Given the pervasiveness of the correspondence bias in our decisions, how can we overcome it? We can do so by regularly applying a principle I discussed in my book that I call consider the source. There is a lot of value in carefully considering the information that enters our decision-making processes and that may bias how we evaluate our own actions and those of others. When making inferences about others, this principle leads us to ask important questions such as whether it is possible that situational factors are affecting the behavior or performance of the person we are evaluating and what such factors may be. The gut feeling you have about a person’s competence or skills may simply be an outcome of the correspondence bias. Being aware of this tendency and using the consider-the-source principle will likely make you a fairer and more accurate judge of others.
Paul: I realize this is a very broad question, but what is it that would be useful for people to know about “being human” within the context of working and living with others?
Francesca: Most of us know little about the functioning of our internal organs, such as our hearts and our kidneys—a fact we readily admit. When our bodies don’t function as we expect them to, we invest time and energy in learning more about how they work and trying to improve our health. By contrast, we approach our minds differently. We believe we understand exactly how our minds work. Even after our decisions lead to disappointing outcomes, we do not investigate what went wrong and try to find out how we might improve our thinking.
By identifying and accounting for flaws in human intuition, we can all make better decisions for ourselves and better understand the often-puzzling behaviors of our friends, colleagues, and peers. In addition, managers can help create better products and services for their customers and promote more productive environments for their employees. And policy makers can create more effective systems to help all of us stay on track.

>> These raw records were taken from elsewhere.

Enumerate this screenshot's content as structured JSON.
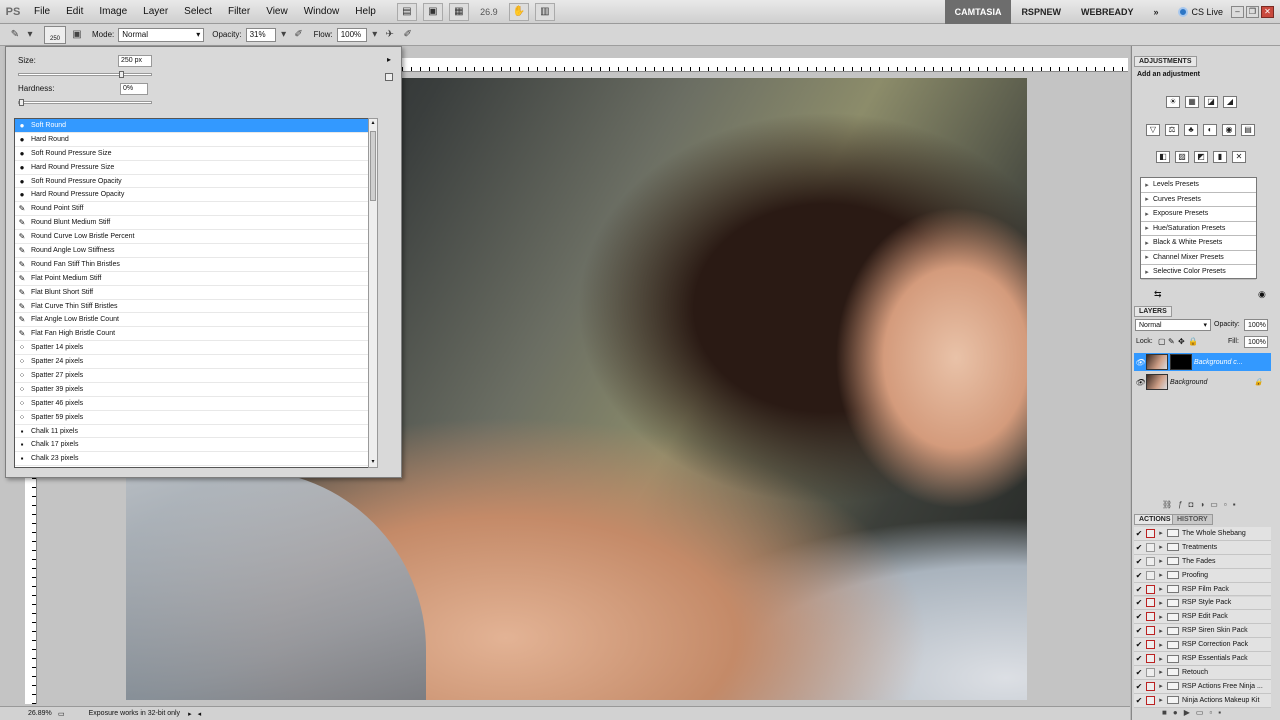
{
  "menubar": {
    "logo": "PS",
    "items": [
      "File",
      "Edit",
      "Image",
      "Layer",
      "Select",
      "Filter",
      "View",
      "Window",
      "Help"
    ],
    "zoom": "26.9",
    "workspaces": [
      "CAMTASIA",
      "RSPNEW",
      "WEBREADY"
    ],
    "more": "»",
    "cslive": "CS Live"
  },
  "options": {
    "brush_size_small": "250",
    "mode_label": "Mode:",
    "mode_value": "Normal",
    "opacity_label": "Opacity:",
    "opacity_value": "31%",
    "flow_label": "Flow:",
    "flow_value": "100%"
  },
  "brush_picker": {
    "size_label": "Size:",
    "size_value": "250 px",
    "size_level": 0.78,
    "hardness_label": "Hardness:",
    "hardness_value": "0%",
    "hardness_level": 0,
    "brushes": [
      {
        "name": "Soft Round",
        "glyph": "●"
      },
      {
        "name": "Hard Round",
        "glyph": "●"
      },
      {
        "name": "Soft Round Pressure Size",
        "glyph": "●"
      },
      {
        "name": "Hard Round Pressure Size",
        "glyph": "●"
      },
      {
        "name": "Soft Round Pressure Opacity",
        "glyph": "●"
      },
      {
        "name": "Hard Round Pressure Opacity",
        "glyph": "●"
      },
      {
        "name": "Round Point Stiff",
        "glyph": "✎"
      },
      {
        "name": "Round Blunt Medium Stiff",
        "glyph": "✎"
      },
      {
        "name": "Round Curve Low Bristle Percent",
        "glyph": "✎"
      },
      {
        "name": "Round Angle Low Stiffness",
        "glyph": "✎"
      },
      {
        "name": "Round Fan Stiff Thin Bristles",
        "glyph": "✎"
      },
      {
        "name": "Flat Point Medium Stiff",
        "glyph": "✎"
      },
      {
        "name": "Flat Blunt Short Stiff",
        "glyph": "✎"
      },
      {
        "name": "Flat Curve Thin Stiff Bristles",
        "glyph": "✎"
      },
      {
        "name": "Flat Angle Low Bristle Count",
        "glyph": "✎"
      },
      {
        "name": "Flat Fan High Bristle Count",
        "glyph": "✎"
      },
      {
        "name": "Spatter 14 pixels",
        "glyph": "⁘"
      },
      {
        "name": "Spatter 24 pixels",
        "glyph": "⁘"
      },
      {
        "name": "Spatter 27 pixels",
        "glyph": "⁘"
      },
      {
        "name": "Spatter 39 pixels",
        "glyph": "⁘"
      },
      {
        "name": "Spatter 46 pixels",
        "glyph": "⁘"
      },
      {
        "name": "Spatter 59 pixels",
        "glyph": "⁘"
      },
      {
        "name": "Chalk 11 pixels",
        "glyph": "▪"
      },
      {
        "name": "Chalk 17 pixels",
        "glyph": "▪"
      },
      {
        "name": "Chalk 23 pixels",
        "glyph": "▪"
      }
    ]
  },
  "adjustments": {
    "tab": "ADJUSTMENTS",
    "heading": "Add an adjustment",
    "icons_row1": [
      "☀",
      "▦",
      "◪",
      "◢"
    ],
    "icons_row2": [
      "▽",
      "⚖",
      "♣",
      "◐",
      "◉",
      "▤"
    ],
    "icons_row3": [
      "◧",
      "▨",
      "◩",
      "▮",
      "✕"
    ],
    "presets": [
      "Levels Presets",
      "Curves Presets",
      "Exposure Presets",
      "Hue/Saturation Presets",
      "Black & White Presets",
      "Channel Mixer Presets",
      "Selective Color Presets"
    ]
  },
  "layers": {
    "tab": "LAYERS",
    "blend_mode": "Normal",
    "opacity_label": "Opacity:",
    "opacity_value": "100%",
    "lock_label": "Lock:",
    "fill_label": "Fill:",
    "fill_value": "100%",
    "items": [
      {
        "name": "Background c..."
      },
      {
        "name": "Background"
      }
    ]
  },
  "actions": {
    "tab_actions": "ACTIONS",
    "tab_history": "HISTORY",
    "items": [
      {
        "name": "The Whole Shebang"
      },
      {
        "name": "Treatments"
      },
      {
        "name": "The Fades"
      },
      {
        "name": "Proofing"
      },
      {
        "name": "RSP Film Pack"
      },
      {
        "name": "RSP Style Pack"
      },
      {
        "name": "RSP Edit Pack"
      },
      {
        "name": "RSP Siren Skin Pack"
      },
      {
        "name": "RSP Correction Pack"
      },
      {
        "name": "RSP Essentials Pack"
      },
      {
        "name": "Retouch"
      },
      {
        "name": "RSP Actions Free Ninja ..."
      },
      {
        "name": "Ninja Actions Makeup Kit"
      }
    ]
  },
  "status": {
    "zoom": "26.89%",
    "message": "Exposure works in 32-bit only"
  },
  "colors": {
    "selection": "#3399ff",
    "active_workspace": "#6d6d6d"
  }
}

Francesca Gino is a professor at Harvard Business School. Her research focuses on judgment and decision making, social influence, ethics, and creativity. Her studies have been featured on CNN and NPR, as well as in leading publications, including The Economist, the Financial Times, The New York Times, Scientific American, and Psychology Today. In 2009, the New York Times featured Gino’s research in the Ninth Annual Year in Ideas.